CD 2, Tracks 7-9 from Verve V-8454, 1962
CD 2, Track 10 from NPA XM-61994, 1962
CD 2, Track 11 from United Artists UAS 6166, 1961
CD 2, Tracks 12-13 from Ediphone CMN 13, 1963
CD 2, Tracks 14-21 from Vocalion VL 3678, 1957
I bought this about a month ago, and, overall, I am very impressed. However, my copy of disc 1 is very very quiet, and must be played at a MUCH higher volume setting to any other discs in my large collection (more than twice as high). Even playing it at a high enough volume to hear it, the sound is muddy and indistinct.
The second disc sounds much clearer, and can be listened to comfortably at a more normal volume setting.
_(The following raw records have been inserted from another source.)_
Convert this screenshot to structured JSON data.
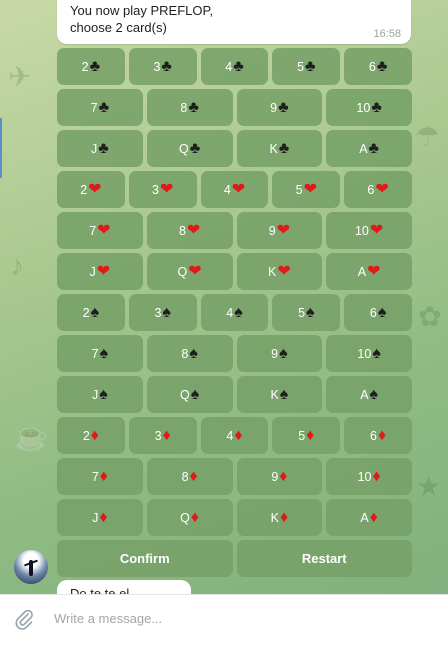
{
  "message": {
    "text": "You now play PREFLOP,\nchoose 2 card(s)",
    "time": "16:58"
  },
  "keyboard": {
    "rows": [
      [
        {
          "rank": "2",
          "suit": "♣",
          "color": "black"
        },
        {
          "rank": "3",
          "suit": "♣",
          "color": "black"
        },
        {
          "rank": "4",
          "suit": "♣",
          "color": "black"
        },
        {
          "rank": "5",
          "suit": "♣",
          "color": "black"
        },
        {
          "rank": "6",
          "suit": "♣",
          "color": "black"
        }
      ],
      [
        {
          "rank": "7",
          "suit": "♣",
          "color": "black"
        },
        {
          "rank": "8",
          "suit": "♣",
          "color": "black"
        },
        {
          "rank": "9",
          "suit": "♣",
          "color": "black"
        },
        {
          "rank": "10",
          "suit": "♣",
          "color": "black"
        }
      ],
      [
        {
          "rank": "J",
          "suit": "♣",
          "color": "black"
        },
        {
          "rank": "Q",
          "suit": "♣",
          "color": "black"
        },
        {
          "rank": "K",
          "suit": "♣",
          "color": "black"
        },
        {
          "rank": "A",
          "suit": "♣",
          "color": "black"
        }
      ],
      [
        {
          "rank": "2",
          "suit": "❤",
          "color": "red"
        },
        {
          "rank": "3",
          "suit": "❤",
          "color": "red"
        },
        {
          "rank": "4",
          "suit": "❤",
          "color": "red"
        },
        {
          "rank": "5",
          "suit": "❤",
          "color": "red"
        },
        {
          "rank": "6",
          "suit": "❤",
          "color": "red"
        }
      ],
      [
        {
          "rank": "7",
          "suit": "❤",
          "color": "red"
        },
        {
          "rank": "8",
          "suit": "❤",
          "color": "red"
        },
        {
          "rank": "9",
          "suit": "❤",
          "color": "red"
        },
        {
          "rank": "10",
          "suit": "❤",
          "color": "red"
        }
      ],
      [
        {
          "rank": "J",
          "suit": "❤",
          "color": "red"
        },
        {
          "rank": "Q",
          "suit": "❤",
          "color": "red"
        },
        {
          "rank": "K",
          "suit": "❤",
          "color": "red"
        },
        {
          "rank": "A",
          "suit": "❤",
          "color": "red"
        }
      ],
      [
        {
          "rank": "2",
          "suit": "♠",
          "color": "black"
        },
        {
          "rank": "3",
          "suit": "♠",
          "color": "black"
        },
        {
          "rank": "4",
          "suit": "♠",
          "color": "black"
        },
        {
          "rank": "5",
          "suit": "♠",
          "color": "black"
        },
        {
          "rank": "6",
          "suit": "♠",
          "color": "black"
        }
      ],
      [
        {
          "rank": "7",
          "suit": "♠",
          "color": "black"
        },
        {
          "rank": "8",
          "suit": "♠",
          "color": "black"
        },
        {
          "rank": "9",
          "suit": "♠",
          "color": "black"
        },
        {
          "rank": "10",
          "suit": "♠",
          "color": "black"
        }
      ],
      [
        {
          "rank": "J",
          "suit": "♠",
          "color": "black"
        },
        {
          "rank": "Q",
          "suit": "♠",
          "color": "black"
        },
        {
          "rank": "K",
          "suit": "♠",
          "color": "black"
        },
        {
          "rank": "A",
          "suit": "♠",
          "color": "black"
        }
      ],
      [
        {
          "rank": "2",
          "suit": "♦",
          "color": "red"
        },
        {
          "rank": "3",
          "suit": "♦",
          "color": "red"
        },
        {
          "rank": "4",
          "suit": "♦",
          "color": "red"
        },
        {
          "rank": "5",
          "suit": "♦",
          "color": "red"
        },
        {
          "rank": "6",
          "suit": "♦",
          "color": "red"
        }
      ],
      [
        {
          "rank": "7",
          "suit": "♦",
          "color": "red"
        },
        {
          "rank": "8",
          "suit": "♦",
          "color": "red"
        },
        {
          "rank": "9",
          "suit": "♦",
          "color": "red"
        },
        {
          "rank": "10",
          "suit": "♦",
          "color": "red"
        }
      ],
      [
        {
          "rank": "J",
          "suit": "♦",
          "color": "red"
        },
        {
          "rank": "Q",
          "suit": "♦",
          "color": "red"
        },
        {
          "rank": "K",
          "suit": "♦",
          "color": "red"
        },
        {
          "rank": "A",
          "suit": "♦",
          "color": "red"
        }
      ]
    ],
    "actions": {
      "confirm": "Confirm",
      "restart": "Restart"
    }
  },
  "next_message": {
    "text": "Do te te el..."
  },
  "input": {
    "placeholder": "Write a message..."
  },
  "icons": {
    "attach": "paperclip-icon",
    "avatar": "bot-avatar"
  },
  "colors": {
    "key_bg": "#76a068",
    "red_suit": "#e01919",
    "black_suit": "#1e1e1e"
  }
}
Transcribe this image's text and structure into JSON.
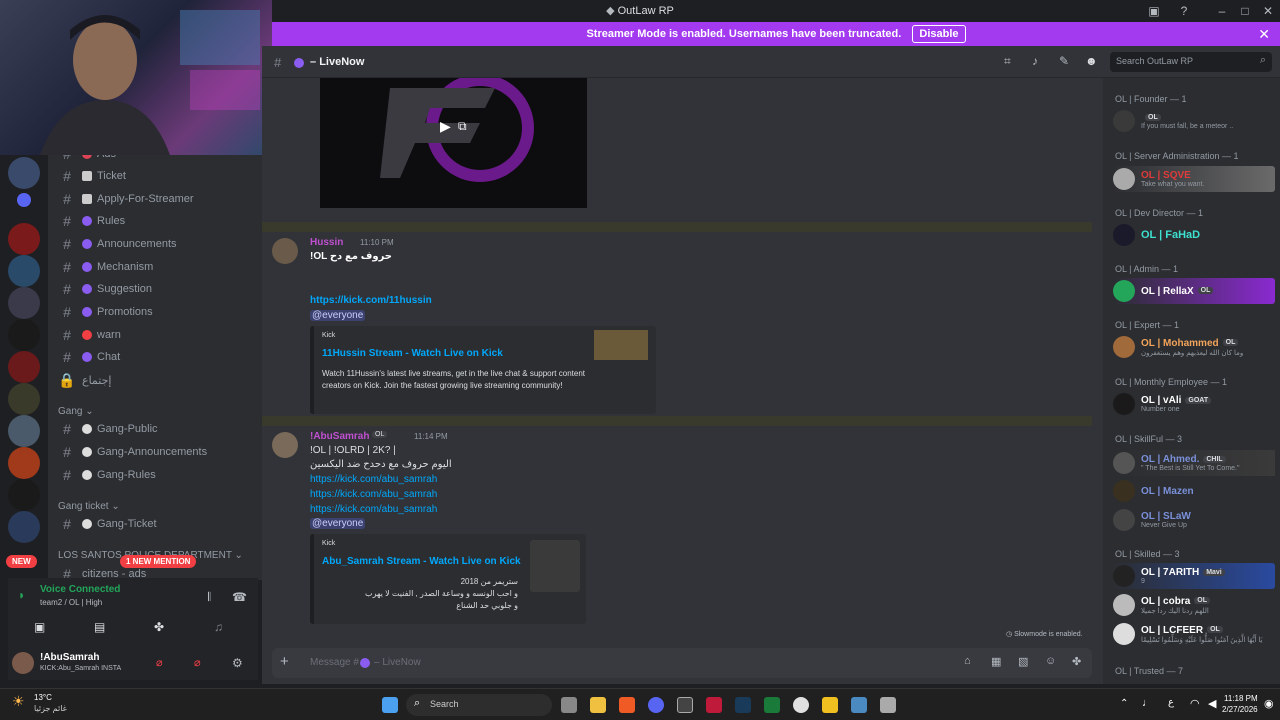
{
  "window": {
    "title": "OutLaw RP"
  },
  "banner": {
    "text": "Streamer Mode is enabled. Usernames have been truncated.",
    "button": "Disable"
  },
  "channel_header": {
    "name": "LiveNow",
    "search_placeholder": "Search OutLaw RP"
  },
  "sidebar": {
    "channels": [
      {
        "label": "Ads"
      },
      {
        "label": "Ticket"
      },
      {
        "label": "Apply-For-Streamer"
      },
      {
        "label": "Rules"
      },
      {
        "label": "Announcements"
      },
      {
        "label": "Mechanism"
      },
      {
        "label": "Suggestion"
      },
      {
        "label": "Promotions"
      },
      {
        "label": "warn"
      },
      {
        "label": "Chat"
      },
      {
        "label": "إجتماع"
      }
    ],
    "gang_category": "Gang",
    "gang_channels": [
      {
        "label": "Gang-Public"
      },
      {
        "label": "Gang-Announcements"
      },
      {
        "label": "Gang-Rules"
      }
    ],
    "ticket_category": "Gang ticket",
    "ticket_channels": [
      {
        "label": "Gang-Ticket"
      }
    ],
    "police_category": "LOS SANTOS POLICE DEPARTMENT",
    "police_channels": [
      {
        "label": "citizens - ads"
      }
    ],
    "new_badge": "NEW",
    "new_mention": "1 NEW MENTION"
  },
  "voice": {
    "status": "Voice Connected",
    "channel": "team2 / OL | High"
  },
  "user": {
    "name": "!AbuSamrah",
    "status": "KICK:Abu_Samrah INSTA"
  },
  "messages": [
    {
      "author": "Hussin",
      "time": "11:10 PM",
      "text": "!OL حروف مع دح",
      "link": "https://kick.com/11hussin",
      "mention": "@everyone",
      "embed": {
        "provider": "Kick",
        "title": "11Hussin Stream - Watch Live on Kick",
        "description": "Watch 11Hussin's latest live streams, get in the live chat & support content creators on Kick. Join the fastest growing live streaming community!"
      }
    },
    {
      "author": "!AbuSamrah",
      "badge": "OL",
      "time": "11:14 PM",
      "text": "!OL | !OLRD | 2K? |",
      "text2": "اليوم حروف مع دحدح ضد اليكسين",
      "links": [
        "https://kick.com/abu_samrah",
        "https://kick.com/abu_samrah",
        "https://kick.com/abu_samrah"
      ],
      "mention": "@everyone",
      "embed": {
        "provider": "Kick",
        "title": "Abu_Samrah Stream - Watch Live on Kick",
        "lines": [
          "ستريمر من 2018",
          "و احب الونسه و وساعة الصدر , الفنيت لا يهرب",
          "و جلوبي حد الشناع"
        ]
      }
    }
  ],
  "slowmode": "Slowmode is enabled.",
  "composer": {
    "placeholder": "Message #",
    "channel": "LiveNow"
  },
  "members": {
    "groups": [
      {
        "name": "OL | Founder — 1"
      },
      {
        "name": "OL | Server Administration — 1"
      },
      {
        "name": "OL | Dev Director — 1"
      },
      {
        "name": "OL | Admin — 1"
      },
      {
        "name": "OL | Expert — 1"
      },
      {
        "name": "OL | Monthly Employee — 1"
      },
      {
        "name": "OL | SkillFul — 3"
      },
      {
        "name": "OL | Skilled — 3"
      },
      {
        "name": "OL | Trusted — 7"
      }
    ],
    "rows": [
      {
        "name": "",
        "status": "If you must fall, be a meteor ..",
        "tag": "OL",
        "color": "#e03b3b"
      },
      {
        "name": "OL | SQVE",
        "status": "Take what you want.",
        "color": "#e03b3b"
      },
      {
        "name": "OL | FaHaD",
        "status": "",
        "color": "#3ee0d0"
      },
      {
        "name": "OL | RellaX",
        "status": "",
        "tag": "OL",
        "color": "#ffffff"
      },
      {
        "name": "OL | Mohammed",
        "status": "وما كان الله ليعذبهم وهم يستغفرون",
        "tag": "OL",
        "color": "#f2a45b"
      },
      {
        "name": "OL | vAli",
        "status": "Number one",
        "tag": "GOAT",
        "color": "#ffffff"
      },
      {
        "name": "OL | Ahmed.",
        "status": "\" The Best is Still Yet To Come.\"",
        "tag": "CHIL",
        "color": "#7a90d8"
      },
      {
        "name": "OL | Mazen",
        "status": "",
        "color": "#7a90d8"
      },
      {
        "name": "OL | SLaW",
        "status": "Never Give Up",
        "color": "#7a90d8"
      },
      {
        "name": "OL | 7ARITH",
        "status": "9",
        "tag": "Mavi",
        "color": "#ffffff"
      },
      {
        "name": "OL | cobra",
        "status": "اللهم ردنا اليك ردا جميلا",
        "tag": "OL",
        "color": "#ffffff"
      },
      {
        "name": "OL | LCFEER",
        "status": "يَا أَيُّهَا الَّذِينَ آمَنُوا صَلُّوا عَلَيْهِ وَسَلِّمُوا تَسْلِيمًا",
        "tag": "OL",
        "color": "#ffffff"
      }
    ]
  },
  "taskbar": {
    "weather_temp": "13°C",
    "weather_desc": "غائم جزئيا",
    "search": "Search",
    "time": "11:18 PM",
    "date": "2/27/2026",
    "lang": "ع"
  },
  "colors": {
    "accent": "#a33af0",
    "link": "#00a8fc",
    "online": "#23a55a",
    "dnd": "#f23f43"
  }
}
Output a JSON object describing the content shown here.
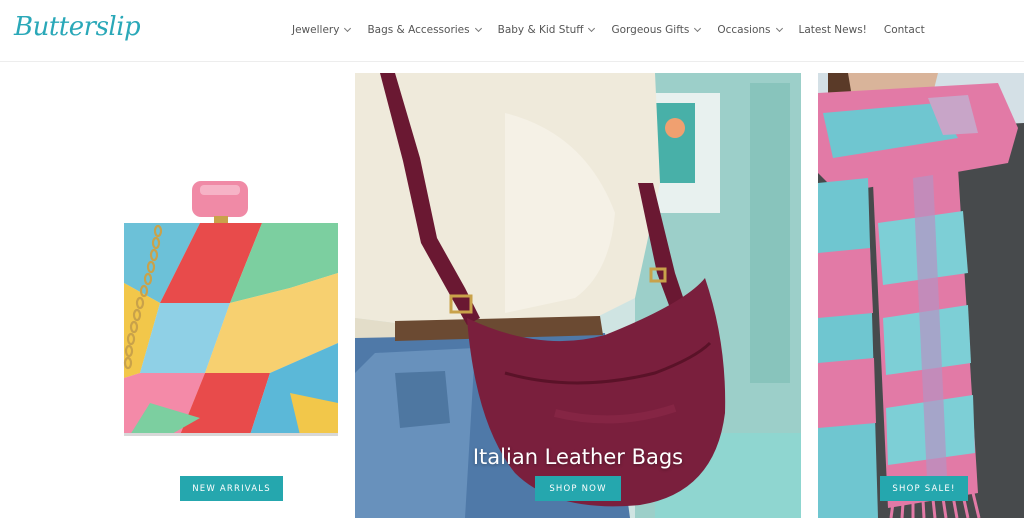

Have any other buyers experienced the same, particularly more recent buyers. Or was it possibly a production fault in the first copies only?
I'm wondering what song from West Side Story was covered by Yes. Does anyone know?
Joe Marchese says
You can find Yes' "Something's Coming" on the 2003 expanded edition of 1969's self-titled album.
kirk scott says
something's coming , i think it's on one of the first 3 or 4 Yes albums
As far as a re-make of the 1961 film "West Side Story" goes, I'm one of the nay-sayers when it comes to this. Imho, the film "West Side Story" is a classic that's so in a special class by itself that it should be left as is. Has anybody ever heard the expression "If it ain't broke, don't fix it!"? That applies here, perfectly, if one gets the drift. A remake of this great classic would simply cut the heart and soul right out of it, and be nothing less than a fiasco for all kinds of reasons.